Downliners Sekt – Negative Green (video by Enrique Muda)
On the cusp of their 2nd EP in the trilogy, We Make Hits, Not The Public, it seems the troup are honing in on the glitches, fully making a feature out of those little crackle powered moments; always letting the snares rip through the mix with the stabbing high end snap of white noise.
“This trilogy is more like an album fragmented into three parts,” we’re informed. “It was a matter of urgency. After the release of 'The Satire Wave' came a long period of experimentation and when we got together again to start working on new material we realized that, because the way we work, it would've probably taken another year or so to complete an album. The guys at disBoot label were thinking on 7" singles or 12" so we started working in that line. It happens that this, more frequent sequence of releases is giving us more constant exposure than releasing a full length in that same period of time.”
On We Make Hits... the poignant roughness of tracks like ‘From Under Spinning Lights’ seeps out in fits, with the jagged edge of the chorus juxtaposing the layered vocals – that are actually just layered, and multi-tracked rather than chopped into fragments and rearranged into make shift sentences in that way so many producers seem to be fond of doing. ‘Incertia Gloria’ hits heavy with electrified kick drums piercing though the current, whilst ‘White Dawn’ paces things slower, making the most out of the sparse percussion and high pitched vocals and ‘Selfish G’ flutters impatiently, almost amplifying the aching anxiety of the whole release with its roughly sampled pads. Making music from such a broad palette can be daunting at times, having too much of a wealth to draw from can sometimes produce a work thats not streamlined enough to work as a whole, but Downliners Sekt make their genius sound casual. The perfect mix of the rugged and raw and the resplendent.
“It's not tough at all to categorize our music,” the anonymous producer ponders. “We have a whole list of styles that fit. When we have to tag our mp3 files we usually fuck around with made up genres: 'electronoise for breakbeat initiates,' 'slower but faster,' 'dawntempo,' 'r&k,' 'heavy mental,' 'noize in the woods,' '(under)grounded,' 'after hours post rock,' 'save as,' 'en descente de Portbou,' 'down the line,' 'by the way'... Really, people shouldn't spend too much time trying to categorize music; its better just listen to it."
Words: Oli Marlow
All the releases mentioned are available to download from the Downliners Sekt webstie.
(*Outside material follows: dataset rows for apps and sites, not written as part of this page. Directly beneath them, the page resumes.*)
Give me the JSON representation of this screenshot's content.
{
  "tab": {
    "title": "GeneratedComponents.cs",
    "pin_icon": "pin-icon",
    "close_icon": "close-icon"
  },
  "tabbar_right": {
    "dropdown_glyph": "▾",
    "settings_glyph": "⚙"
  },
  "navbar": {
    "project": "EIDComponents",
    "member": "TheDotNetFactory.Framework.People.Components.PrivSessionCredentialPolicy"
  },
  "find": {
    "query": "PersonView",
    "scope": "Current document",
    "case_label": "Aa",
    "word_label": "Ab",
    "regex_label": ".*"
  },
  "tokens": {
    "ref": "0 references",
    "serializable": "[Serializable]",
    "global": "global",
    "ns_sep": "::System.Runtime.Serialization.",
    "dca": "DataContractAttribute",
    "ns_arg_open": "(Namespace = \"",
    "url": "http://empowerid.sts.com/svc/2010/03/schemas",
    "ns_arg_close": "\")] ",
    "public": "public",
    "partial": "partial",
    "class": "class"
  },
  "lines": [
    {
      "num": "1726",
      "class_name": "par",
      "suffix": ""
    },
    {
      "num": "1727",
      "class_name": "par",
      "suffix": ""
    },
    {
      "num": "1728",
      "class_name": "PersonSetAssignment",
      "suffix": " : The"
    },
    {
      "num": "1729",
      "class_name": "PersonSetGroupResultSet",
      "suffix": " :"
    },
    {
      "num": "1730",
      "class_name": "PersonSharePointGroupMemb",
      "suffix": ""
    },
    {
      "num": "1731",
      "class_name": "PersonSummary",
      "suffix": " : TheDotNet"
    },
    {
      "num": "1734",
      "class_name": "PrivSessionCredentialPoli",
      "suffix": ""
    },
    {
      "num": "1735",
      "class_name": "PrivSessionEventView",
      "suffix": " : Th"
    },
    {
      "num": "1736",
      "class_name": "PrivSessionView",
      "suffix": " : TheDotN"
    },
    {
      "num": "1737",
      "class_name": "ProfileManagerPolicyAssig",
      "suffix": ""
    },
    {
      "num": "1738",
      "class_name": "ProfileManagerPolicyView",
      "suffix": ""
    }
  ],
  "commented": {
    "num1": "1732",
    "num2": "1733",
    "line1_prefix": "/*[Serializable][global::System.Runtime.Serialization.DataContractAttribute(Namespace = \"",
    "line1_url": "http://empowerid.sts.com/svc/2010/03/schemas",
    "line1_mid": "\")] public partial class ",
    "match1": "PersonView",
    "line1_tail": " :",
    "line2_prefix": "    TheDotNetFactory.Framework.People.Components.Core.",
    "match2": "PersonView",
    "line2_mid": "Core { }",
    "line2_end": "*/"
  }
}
We Make Hits, Not The Public is out now.
You can download Downliners Sekt recent mix for the highly regarded Electronic Explorations podcast series, in show number 127 here: http://electronicexplorations.org/the-show/127-downliners-sekt/